Home to more than 21 native mammals, 178 species of birds and 73 different types of reptiles, Uluru - Kata Tjuta National Park delivered an impressive line up of wildlife for a seemingly harsh environment. Here's a spotlight on 5 interesting animals found in this unique ecosystem.

Remember, stay safe, stay on the marked paths and don't touch or feed any wildlife, big or small.


Thorny Devil - NGIYARI

Surviving the extreme climate of the Red Centre is no easy feat, but this lizard has a specialised system to ensure that it doesn't go without precious water. The spikes on its body form narrow channels that, through capillary action, draw water directly to the lizard's mouth. This means that it can collect any dew drops left on spinifex grass after a cold night in order to quench its thirst.



Rufous-Hare-Wallaby - MALA

This small wallaby plays an important role in the cultural history of the area. The Mala people, our Indigenous ancestors, long ago travelled to Uluru to escape an evil dog-like creature, the kurpany. Their journey is a songline - a path taken by a creator-being and recorded in traditional songs, stories, dance or paintings. Today, these sacred animals are extinct in the wild, but are found in Uluru-Kata Tjuta National Park as part of a dedicated conservation program.


Blue Tongue Lizard - LUNGKATA

Did you know there are actually six different species of blue-tongue lizards? Aptly named because of its blue tongue, the lizard uses this blue surprise as a defense mechanism to ward off predators. You can learn more about the blue-tongue lizard, specifically called Bruce, at the Red Desert Reptiles Show. The shows are run in the morning and afternoon and offer the opportunity to get up close and hold or touch Bruce as well as a range of other reptiles.



Splendid Fairy-Wren - MIRILYIRILYI

Standing out from the crowd comes naturally to these 'splendid' birds. Much like the peacock, the male of the species is blessed with all the beautiful trimmings when in breeding season. Either in a stunning cobalt or violet blue, these birds live in groups and are often spotted foraging for food at the base of Uluru in amongst the shrugs.
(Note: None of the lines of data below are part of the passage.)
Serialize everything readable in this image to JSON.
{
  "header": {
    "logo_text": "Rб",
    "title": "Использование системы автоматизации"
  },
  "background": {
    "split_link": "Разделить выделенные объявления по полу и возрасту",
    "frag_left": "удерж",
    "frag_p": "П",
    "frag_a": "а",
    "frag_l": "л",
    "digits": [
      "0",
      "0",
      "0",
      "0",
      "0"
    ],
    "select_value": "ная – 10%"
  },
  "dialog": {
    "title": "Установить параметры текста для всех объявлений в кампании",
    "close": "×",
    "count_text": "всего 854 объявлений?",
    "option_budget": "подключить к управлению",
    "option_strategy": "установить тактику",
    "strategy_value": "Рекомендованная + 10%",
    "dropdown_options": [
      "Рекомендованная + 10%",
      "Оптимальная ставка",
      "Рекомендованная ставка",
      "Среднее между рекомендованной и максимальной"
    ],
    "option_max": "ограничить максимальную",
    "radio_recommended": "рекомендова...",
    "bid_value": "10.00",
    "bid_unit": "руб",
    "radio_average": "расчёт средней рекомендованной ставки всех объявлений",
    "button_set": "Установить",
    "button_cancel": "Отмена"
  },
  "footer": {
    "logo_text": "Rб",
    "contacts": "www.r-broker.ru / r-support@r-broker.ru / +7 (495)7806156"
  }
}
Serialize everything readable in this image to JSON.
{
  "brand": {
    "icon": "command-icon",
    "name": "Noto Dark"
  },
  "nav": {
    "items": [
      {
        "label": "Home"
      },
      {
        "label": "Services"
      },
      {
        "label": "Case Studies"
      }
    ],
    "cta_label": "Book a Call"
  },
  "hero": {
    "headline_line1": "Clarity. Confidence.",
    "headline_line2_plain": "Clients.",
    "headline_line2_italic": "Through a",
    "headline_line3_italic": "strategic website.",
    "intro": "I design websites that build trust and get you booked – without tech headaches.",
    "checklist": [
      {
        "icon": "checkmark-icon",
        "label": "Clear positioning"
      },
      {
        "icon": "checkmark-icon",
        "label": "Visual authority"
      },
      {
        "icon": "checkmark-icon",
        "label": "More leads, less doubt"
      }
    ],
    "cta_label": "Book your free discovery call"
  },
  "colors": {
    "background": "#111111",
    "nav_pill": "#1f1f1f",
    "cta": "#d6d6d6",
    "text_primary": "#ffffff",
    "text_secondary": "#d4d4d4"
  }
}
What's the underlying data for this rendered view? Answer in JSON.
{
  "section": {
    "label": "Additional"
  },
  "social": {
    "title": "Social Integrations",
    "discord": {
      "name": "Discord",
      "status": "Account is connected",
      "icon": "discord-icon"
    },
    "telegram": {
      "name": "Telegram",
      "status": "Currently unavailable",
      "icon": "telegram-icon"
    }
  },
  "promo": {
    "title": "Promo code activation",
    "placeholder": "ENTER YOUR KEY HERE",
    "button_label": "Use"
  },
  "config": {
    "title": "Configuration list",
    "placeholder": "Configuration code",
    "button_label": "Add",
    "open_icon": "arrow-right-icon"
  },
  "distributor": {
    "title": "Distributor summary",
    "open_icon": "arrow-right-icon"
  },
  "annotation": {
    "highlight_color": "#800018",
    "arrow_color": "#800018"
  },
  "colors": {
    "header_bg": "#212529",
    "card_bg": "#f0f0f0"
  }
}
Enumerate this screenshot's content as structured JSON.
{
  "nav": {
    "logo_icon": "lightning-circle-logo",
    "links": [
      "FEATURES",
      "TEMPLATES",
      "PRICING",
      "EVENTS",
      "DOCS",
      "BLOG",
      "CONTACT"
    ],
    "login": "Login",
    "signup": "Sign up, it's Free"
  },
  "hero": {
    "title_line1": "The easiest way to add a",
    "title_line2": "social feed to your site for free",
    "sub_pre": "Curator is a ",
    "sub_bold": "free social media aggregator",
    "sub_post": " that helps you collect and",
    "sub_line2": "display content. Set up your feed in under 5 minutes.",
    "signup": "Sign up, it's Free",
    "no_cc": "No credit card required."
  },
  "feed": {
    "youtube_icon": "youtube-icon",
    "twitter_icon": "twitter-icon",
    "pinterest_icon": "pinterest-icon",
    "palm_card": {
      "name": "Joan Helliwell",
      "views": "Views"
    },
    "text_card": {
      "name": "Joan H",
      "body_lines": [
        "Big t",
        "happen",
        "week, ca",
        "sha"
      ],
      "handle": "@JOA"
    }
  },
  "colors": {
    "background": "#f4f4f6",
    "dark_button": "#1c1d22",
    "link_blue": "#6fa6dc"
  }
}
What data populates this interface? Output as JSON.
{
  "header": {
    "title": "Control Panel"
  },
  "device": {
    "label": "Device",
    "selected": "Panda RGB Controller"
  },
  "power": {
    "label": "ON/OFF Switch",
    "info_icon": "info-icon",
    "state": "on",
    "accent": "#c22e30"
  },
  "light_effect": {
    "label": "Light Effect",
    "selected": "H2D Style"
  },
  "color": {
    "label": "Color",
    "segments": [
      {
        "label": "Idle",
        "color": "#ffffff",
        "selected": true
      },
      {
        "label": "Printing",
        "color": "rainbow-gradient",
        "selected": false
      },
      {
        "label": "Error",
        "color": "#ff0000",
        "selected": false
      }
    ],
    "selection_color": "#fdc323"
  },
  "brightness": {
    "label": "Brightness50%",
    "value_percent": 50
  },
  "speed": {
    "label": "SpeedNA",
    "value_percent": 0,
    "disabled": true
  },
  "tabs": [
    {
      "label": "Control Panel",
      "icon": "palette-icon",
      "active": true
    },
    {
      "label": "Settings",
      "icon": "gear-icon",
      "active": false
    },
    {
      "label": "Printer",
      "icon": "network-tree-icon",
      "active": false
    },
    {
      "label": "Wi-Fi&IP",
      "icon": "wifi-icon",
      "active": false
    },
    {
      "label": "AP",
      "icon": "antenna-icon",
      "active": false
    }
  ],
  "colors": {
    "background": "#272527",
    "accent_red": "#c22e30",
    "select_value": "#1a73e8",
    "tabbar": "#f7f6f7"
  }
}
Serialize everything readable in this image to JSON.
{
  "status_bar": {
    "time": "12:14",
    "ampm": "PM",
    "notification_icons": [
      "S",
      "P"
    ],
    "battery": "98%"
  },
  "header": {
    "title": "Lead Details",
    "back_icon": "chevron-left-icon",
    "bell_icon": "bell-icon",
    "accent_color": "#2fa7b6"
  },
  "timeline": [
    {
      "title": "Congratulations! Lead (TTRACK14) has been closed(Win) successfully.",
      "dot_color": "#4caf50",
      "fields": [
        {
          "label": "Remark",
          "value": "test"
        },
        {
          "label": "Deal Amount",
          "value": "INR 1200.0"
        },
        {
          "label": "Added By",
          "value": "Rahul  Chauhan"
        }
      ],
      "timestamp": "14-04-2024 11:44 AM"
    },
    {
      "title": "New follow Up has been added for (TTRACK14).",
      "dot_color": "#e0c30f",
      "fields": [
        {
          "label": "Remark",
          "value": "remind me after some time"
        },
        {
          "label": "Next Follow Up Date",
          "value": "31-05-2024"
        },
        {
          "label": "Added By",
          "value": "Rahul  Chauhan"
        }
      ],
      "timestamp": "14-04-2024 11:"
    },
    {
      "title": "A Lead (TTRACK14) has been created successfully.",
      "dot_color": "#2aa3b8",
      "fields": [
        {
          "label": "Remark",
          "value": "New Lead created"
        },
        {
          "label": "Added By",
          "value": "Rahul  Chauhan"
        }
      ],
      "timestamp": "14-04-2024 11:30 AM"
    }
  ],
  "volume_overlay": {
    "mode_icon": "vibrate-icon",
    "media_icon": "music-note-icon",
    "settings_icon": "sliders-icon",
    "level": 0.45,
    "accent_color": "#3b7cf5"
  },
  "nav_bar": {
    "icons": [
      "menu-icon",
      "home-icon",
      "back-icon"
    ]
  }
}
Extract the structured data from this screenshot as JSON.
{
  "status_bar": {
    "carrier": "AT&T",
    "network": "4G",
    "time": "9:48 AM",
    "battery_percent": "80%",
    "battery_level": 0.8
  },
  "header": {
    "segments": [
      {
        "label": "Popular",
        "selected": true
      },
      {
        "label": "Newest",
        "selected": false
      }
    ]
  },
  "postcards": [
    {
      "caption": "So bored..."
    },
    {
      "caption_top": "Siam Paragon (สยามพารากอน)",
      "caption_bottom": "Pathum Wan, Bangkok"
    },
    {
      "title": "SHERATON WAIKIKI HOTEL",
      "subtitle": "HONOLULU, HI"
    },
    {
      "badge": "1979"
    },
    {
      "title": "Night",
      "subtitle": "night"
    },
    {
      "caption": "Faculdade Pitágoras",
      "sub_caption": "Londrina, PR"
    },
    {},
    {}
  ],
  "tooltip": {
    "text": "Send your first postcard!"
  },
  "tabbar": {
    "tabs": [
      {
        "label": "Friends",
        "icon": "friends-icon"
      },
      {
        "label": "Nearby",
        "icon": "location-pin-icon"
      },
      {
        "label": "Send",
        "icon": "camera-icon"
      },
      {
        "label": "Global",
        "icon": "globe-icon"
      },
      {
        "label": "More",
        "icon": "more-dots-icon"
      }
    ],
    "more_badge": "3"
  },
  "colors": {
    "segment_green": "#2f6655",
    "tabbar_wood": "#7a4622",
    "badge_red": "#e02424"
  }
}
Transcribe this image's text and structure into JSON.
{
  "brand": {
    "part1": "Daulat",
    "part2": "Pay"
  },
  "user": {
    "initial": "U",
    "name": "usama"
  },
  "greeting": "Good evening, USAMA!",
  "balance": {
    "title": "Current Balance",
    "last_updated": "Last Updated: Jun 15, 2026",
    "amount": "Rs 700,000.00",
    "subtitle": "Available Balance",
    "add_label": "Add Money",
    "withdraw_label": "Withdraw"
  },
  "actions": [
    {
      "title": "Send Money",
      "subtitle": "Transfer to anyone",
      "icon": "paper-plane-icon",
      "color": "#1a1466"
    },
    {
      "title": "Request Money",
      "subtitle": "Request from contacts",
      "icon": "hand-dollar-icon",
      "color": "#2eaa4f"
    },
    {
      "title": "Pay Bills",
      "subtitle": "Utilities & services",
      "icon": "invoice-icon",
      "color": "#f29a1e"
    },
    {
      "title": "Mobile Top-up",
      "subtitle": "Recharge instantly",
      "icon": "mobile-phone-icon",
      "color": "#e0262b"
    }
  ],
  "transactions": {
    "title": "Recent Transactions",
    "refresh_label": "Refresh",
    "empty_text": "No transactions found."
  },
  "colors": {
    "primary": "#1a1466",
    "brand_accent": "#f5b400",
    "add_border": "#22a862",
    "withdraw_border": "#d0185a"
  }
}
Mulgara - MURTJA

These ginger coloured marsupials are endemic to central Australia and survive in an extensive burrow system where they hide from the heat of the day, popping out occasionally to sunbathe. However, don't be deceived by appearances, they may look cute, but are actually one the top predators of the spinefex country, feasting on insects, spiders, lizards, mice or even young snakes.